# Source material
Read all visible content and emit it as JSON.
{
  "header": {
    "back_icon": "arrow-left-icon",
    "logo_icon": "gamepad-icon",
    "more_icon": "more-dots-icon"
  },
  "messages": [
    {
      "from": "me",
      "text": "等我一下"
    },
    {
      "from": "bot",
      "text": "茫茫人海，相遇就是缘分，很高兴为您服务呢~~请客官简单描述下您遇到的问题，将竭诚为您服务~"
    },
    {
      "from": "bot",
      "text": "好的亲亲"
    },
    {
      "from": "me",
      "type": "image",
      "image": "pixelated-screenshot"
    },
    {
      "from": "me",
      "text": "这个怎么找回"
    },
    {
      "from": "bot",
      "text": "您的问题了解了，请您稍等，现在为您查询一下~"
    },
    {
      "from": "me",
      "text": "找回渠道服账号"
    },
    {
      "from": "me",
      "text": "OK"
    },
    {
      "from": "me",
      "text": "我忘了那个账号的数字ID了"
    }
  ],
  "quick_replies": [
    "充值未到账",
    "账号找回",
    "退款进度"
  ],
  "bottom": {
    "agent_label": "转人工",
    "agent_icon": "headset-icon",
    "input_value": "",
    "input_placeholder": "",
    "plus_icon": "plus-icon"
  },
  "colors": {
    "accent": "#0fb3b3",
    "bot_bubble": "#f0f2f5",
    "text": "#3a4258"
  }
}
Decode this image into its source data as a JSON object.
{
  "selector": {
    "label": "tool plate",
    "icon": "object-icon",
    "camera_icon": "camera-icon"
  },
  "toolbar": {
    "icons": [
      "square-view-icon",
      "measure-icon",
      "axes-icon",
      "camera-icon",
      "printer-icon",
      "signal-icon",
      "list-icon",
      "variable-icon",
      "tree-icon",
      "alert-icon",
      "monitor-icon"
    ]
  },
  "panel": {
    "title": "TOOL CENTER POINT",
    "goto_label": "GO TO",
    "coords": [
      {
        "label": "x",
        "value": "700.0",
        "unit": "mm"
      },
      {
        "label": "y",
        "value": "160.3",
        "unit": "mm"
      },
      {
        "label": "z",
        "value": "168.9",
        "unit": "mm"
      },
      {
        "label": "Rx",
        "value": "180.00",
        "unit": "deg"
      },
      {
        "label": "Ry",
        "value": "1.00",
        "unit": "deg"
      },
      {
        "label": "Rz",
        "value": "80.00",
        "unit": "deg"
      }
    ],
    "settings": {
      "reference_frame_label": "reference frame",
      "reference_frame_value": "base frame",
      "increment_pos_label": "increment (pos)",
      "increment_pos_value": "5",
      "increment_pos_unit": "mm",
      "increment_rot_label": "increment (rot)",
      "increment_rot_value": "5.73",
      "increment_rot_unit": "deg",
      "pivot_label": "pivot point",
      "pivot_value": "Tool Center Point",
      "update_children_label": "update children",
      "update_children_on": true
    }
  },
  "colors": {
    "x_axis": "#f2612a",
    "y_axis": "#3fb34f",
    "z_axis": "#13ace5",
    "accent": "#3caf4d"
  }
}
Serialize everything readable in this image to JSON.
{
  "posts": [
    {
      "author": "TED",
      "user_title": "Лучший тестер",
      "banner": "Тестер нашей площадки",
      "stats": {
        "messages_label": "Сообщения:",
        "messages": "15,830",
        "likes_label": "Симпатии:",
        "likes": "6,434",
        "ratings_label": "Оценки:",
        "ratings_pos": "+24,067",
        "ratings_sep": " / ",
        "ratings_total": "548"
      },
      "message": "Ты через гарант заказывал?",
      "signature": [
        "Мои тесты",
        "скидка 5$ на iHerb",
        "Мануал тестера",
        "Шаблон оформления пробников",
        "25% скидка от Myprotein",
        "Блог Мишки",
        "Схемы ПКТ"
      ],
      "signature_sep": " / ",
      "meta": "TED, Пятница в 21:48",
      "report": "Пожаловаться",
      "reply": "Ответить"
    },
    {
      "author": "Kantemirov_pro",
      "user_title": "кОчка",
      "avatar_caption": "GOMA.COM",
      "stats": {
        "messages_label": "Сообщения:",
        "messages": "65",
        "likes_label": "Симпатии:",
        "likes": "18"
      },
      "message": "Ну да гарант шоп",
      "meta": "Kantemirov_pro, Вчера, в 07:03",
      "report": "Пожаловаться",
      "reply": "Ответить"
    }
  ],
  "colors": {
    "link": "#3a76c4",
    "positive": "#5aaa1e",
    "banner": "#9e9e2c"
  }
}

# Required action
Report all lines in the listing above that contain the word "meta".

# Response to this exercise
      "meta": "TED, Пятница в 21:48",
      "meta": "Kantemirov_pro, Вчера, в 07:03",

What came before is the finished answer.